The JAPCC Flight Plan for Unmanned Aircraft Systems in NATO
NATO is in the process of improving their structures and working procedures to better fulfill the requirements of the new international security environment. The implications of new and very challenging and demanding roles obliges Alliance members to adapt their way of doing business while looking to transform in many fields. In this process of transformation UAS are playing a very important role that without any doubt has not yet reached his full potential.
Today we have in our hands a completely new capability that allows commanders to project power in every way we may imagine through the use of unmanned systems. The reduction of threats to friendly forces is indeed one of the main factors to be taken into account. But also the increased demand for UAS in NATO is being fostered by the large variety of tasks that UAS may perform such as precision target designation, communications and data relay, mine detection and a host of other missions. We can say that UAS are changing the way commanders conduct military operations.
More than six years ago, the first working groups were formed in NATO to address the issues associated with integration of UAS into the force structure. Today, there are no less than five major NATO organizations and working groups, who are addressing various aspects of
integrating Unmanned Aircraft Systems into NATO. The document you have in your hands today is the second edition of the “JAPCC Flight Plan for Unmanned Aircraft Systems in NATO”. The 2008 update of the Flight Plan is intended to make the document an even more useful tool for the commanders in the field. Additionally, the 2008 Flight Plan provides an update regarding the 26 issues that were identified in the 2007 Flight Plan.

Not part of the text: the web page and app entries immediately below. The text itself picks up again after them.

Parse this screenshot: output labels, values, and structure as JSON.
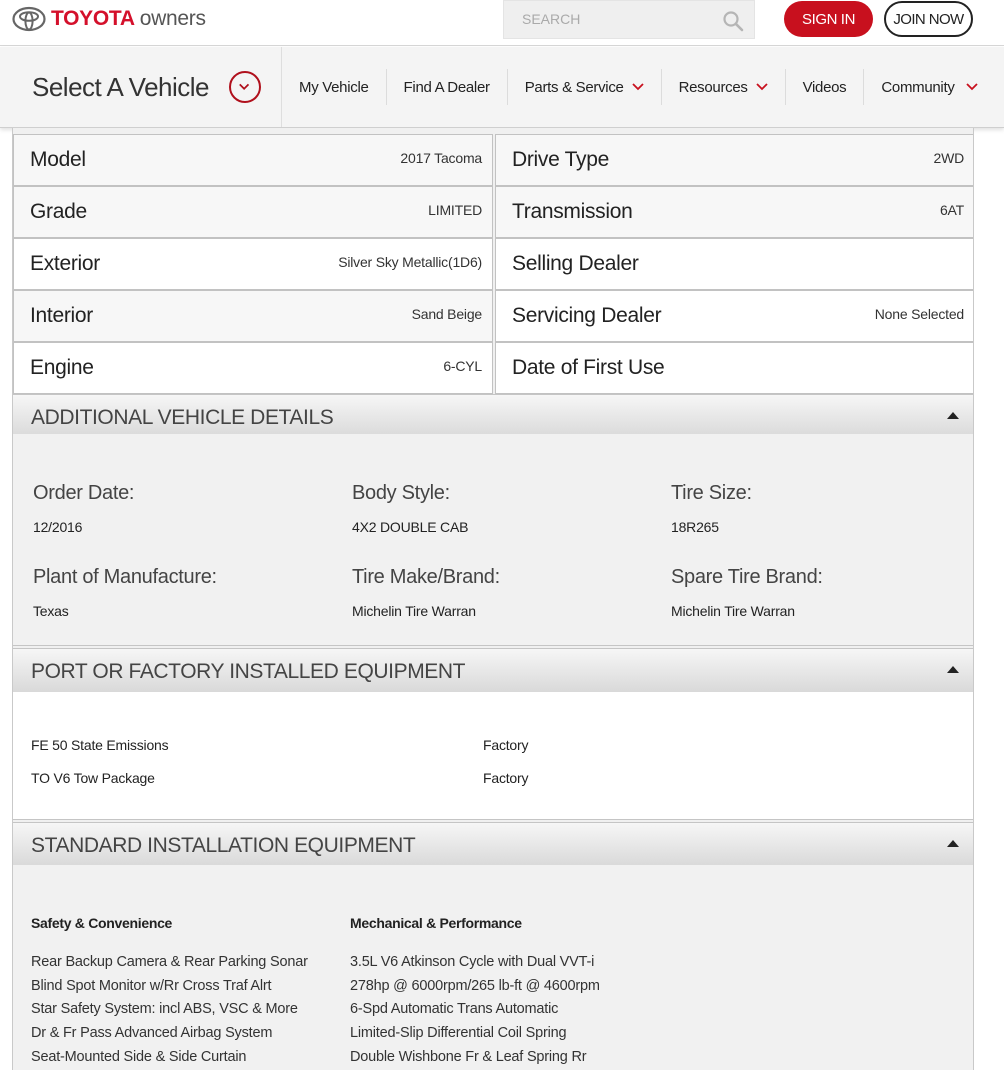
{
  "header": {
    "brand": "TOYOTA",
    "brand_sub": "owners",
    "search_placeholder": "SEARCH",
    "signin_label": "SIGN IN",
    "join_label": "JOIN NOW",
    "accent": "#c8101e"
  },
  "nav": {
    "select_vehicle": "Select A Vehicle",
    "items": [
      {
        "label": "My Vehicle",
        "dropdown": false
      },
      {
        "label": "Find A Dealer",
        "dropdown": false
      },
      {
        "label": "Parts & Service",
        "dropdown": true
      },
      {
        "label": "Resources",
        "dropdown": true
      },
      {
        "label": "Videos",
        "dropdown": false
      },
      {
        "label": "Community",
        "dropdown": true
      }
    ]
  },
  "specs": {
    "left": [
      {
        "label": "Model",
        "value": "2017 Tacoma"
      },
      {
        "label": "Grade",
        "value": "LIMITED"
      },
      {
        "label": "Exterior",
        "value": "Silver Sky Metallic(1D6)"
      },
      {
        "label": "Interior",
        "value": "Sand Beige"
      },
      {
        "label": "Engine",
        "value": "6-CYL"
      }
    ],
    "right": [
      {
        "label": "Drive Type",
        "value": "2WD"
      },
      {
        "label": "Transmission",
        "value": "6AT"
      },
      {
        "label": "Selling Dealer",
        "value": ""
      },
      {
        "label": "Servicing Dealer",
        "value": "None Selected"
      },
      {
        "label": "Date of First Use",
        "value": ""
      }
    ]
  },
  "additional_details": {
    "title": "ADDITIONAL VEHICLE DETAILS",
    "items": [
      {
        "label": "Order Date:",
        "value": "12/2016"
      },
      {
        "label": "Body Style:",
        "value": "4X2 DOUBLE CAB"
      },
      {
        "label": "Tire Size:",
        "value": "18R265"
      },
      {
        "label": "Plant of Manufacture:",
        "value": "Texas"
      },
      {
        "label": "Tire Make/Brand:",
        "value": "Michelin Tire Warran"
      },
      {
        "label": "Spare Tire Brand:",
        "value": "Michelin Tire Warran"
      }
    ]
  },
  "installed_equipment": {
    "title": "PORT OR FACTORY INSTALLED EQUIPMENT",
    "rows": [
      {
        "code": "FE 50 State Emissions",
        "source": "Factory"
      },
      {
        "code": "TO V6 Tow Package",
        "source": "Factory"
      }
    ]
  },
  "standard_equipment": {
    "title": "STANDARD INSTALLATION EQUIPMENT",
    "columns": [
      {
        "heading": "Safety & Convenience",
        "items": [
          "Rear Backup Camera & Rear Parking Sonar",
          "Blind Spot Monitor w/Rr Cross Traf Alrt",
          "Star Safety System: incl ABS, VSC & More",
          "Dr & Fr Pass Advanced Airbag System",
          "Seat-Mounted Side & Side Curtain"
        ]
      },
      {
        "heading": "Mechanical & Performance",
        "items": [
          "3.5L V6 Atkinson Cycle with Dual VVT-i",
          "278hp @ 6000rpm/265 lb-ft @ 4600rpm",
          "6-Spd Automatic Trans Automatic",
          "Limited-Slip Differential Coil Spring",
          "Double Wishbone Fr & Leaf Spring Rr"
        ]
      }
    ]
  }
}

The main body of the Flight Plan maintains the structure of the previous edition. Like with the 2007 version, the main body is limited to less than 30 pages. The additional 100+ pages are annexes that provide greater detail for readers who would like such information. After the Introduction, Chapter 2 analyzes current and projected capabilities focusing in the following six areas:
- Hardware and Software.

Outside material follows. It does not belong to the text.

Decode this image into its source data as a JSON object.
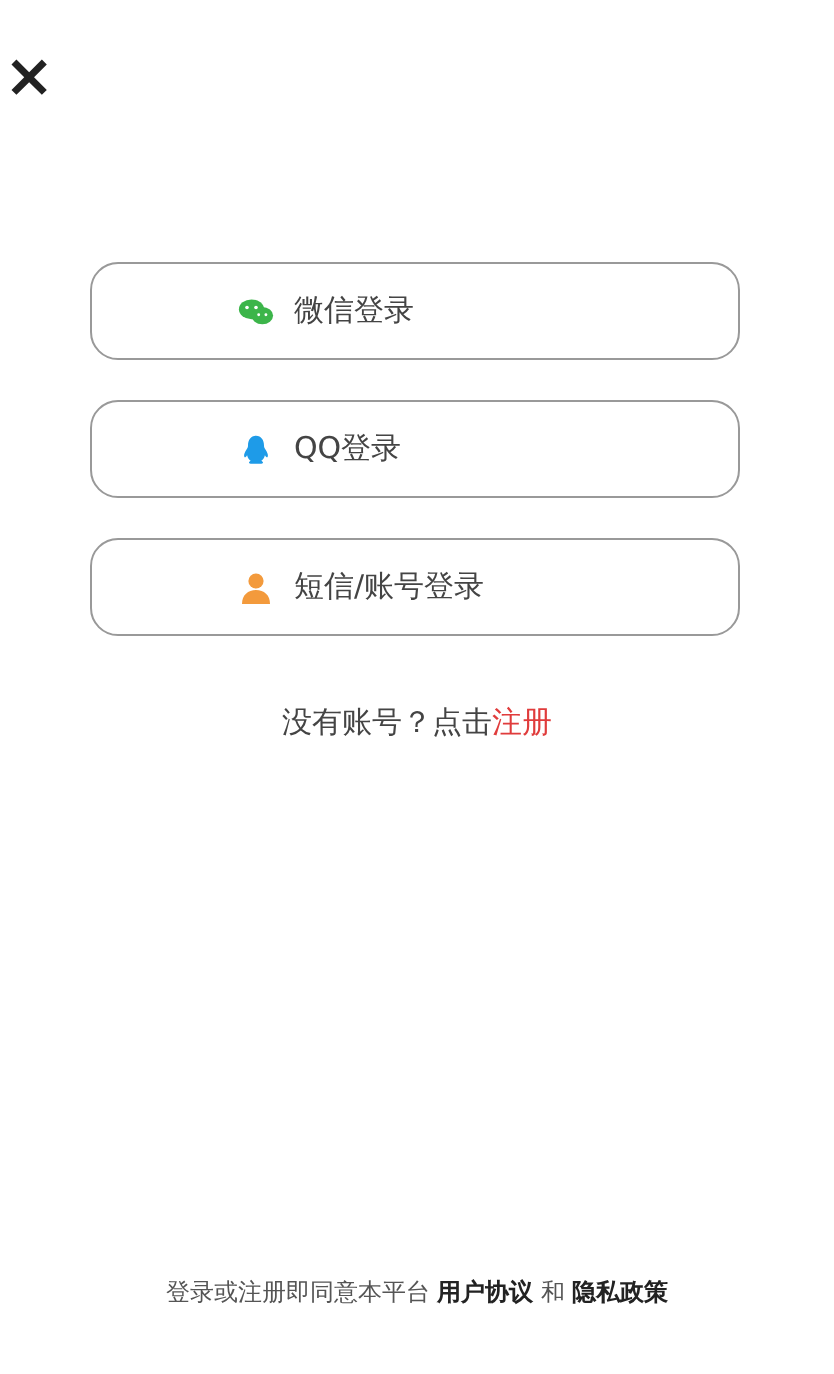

- Command and Control Architecture.
- Operators and Training.
- Integration and Interoperability.
- Airspace Management.
- Mission Planning and Tasking.
A great effort has been made to expand, update and elaborate the Annexes to provide more useful information for operational planners, procurement personnel, and commanders:
- Annex B (NATO Operational Unmanned Aircraft Systems) has gone through a complete expansion and redesign. The new structure classifies the systems into three basic categories (HALE, MALE and Tactical) attending to design characteristics. Sensors for NATO UAS have been included under an additional sub annex.
- Annex C (Airspace management and Command and Control) now includes considerations on European Airspace, ICAO vs. FAA regarding Airspace Classification, NATO Air Command and Control Systems in European Airspace, and a list of National Laws pertaining to UAS.
- Annex D (Unmanned Aircraft System Missions) has been restructured to make it more in line with Allied Joint Publication 3.3. (Joint Air and Space Doctrine), mission types, and applicable STANAGs or other allied publications. Types or categories of UAS more appropriated to fulfill the mission, need and priority for NATO and considerations on how to fill the existing gap are given.
- Annex E (Acronyms) was updated accordingly with the acronyms introduced by the new enlarged document.
We hope that you will find this updated version useful to your duties in NATO or in your support of the NATO goals.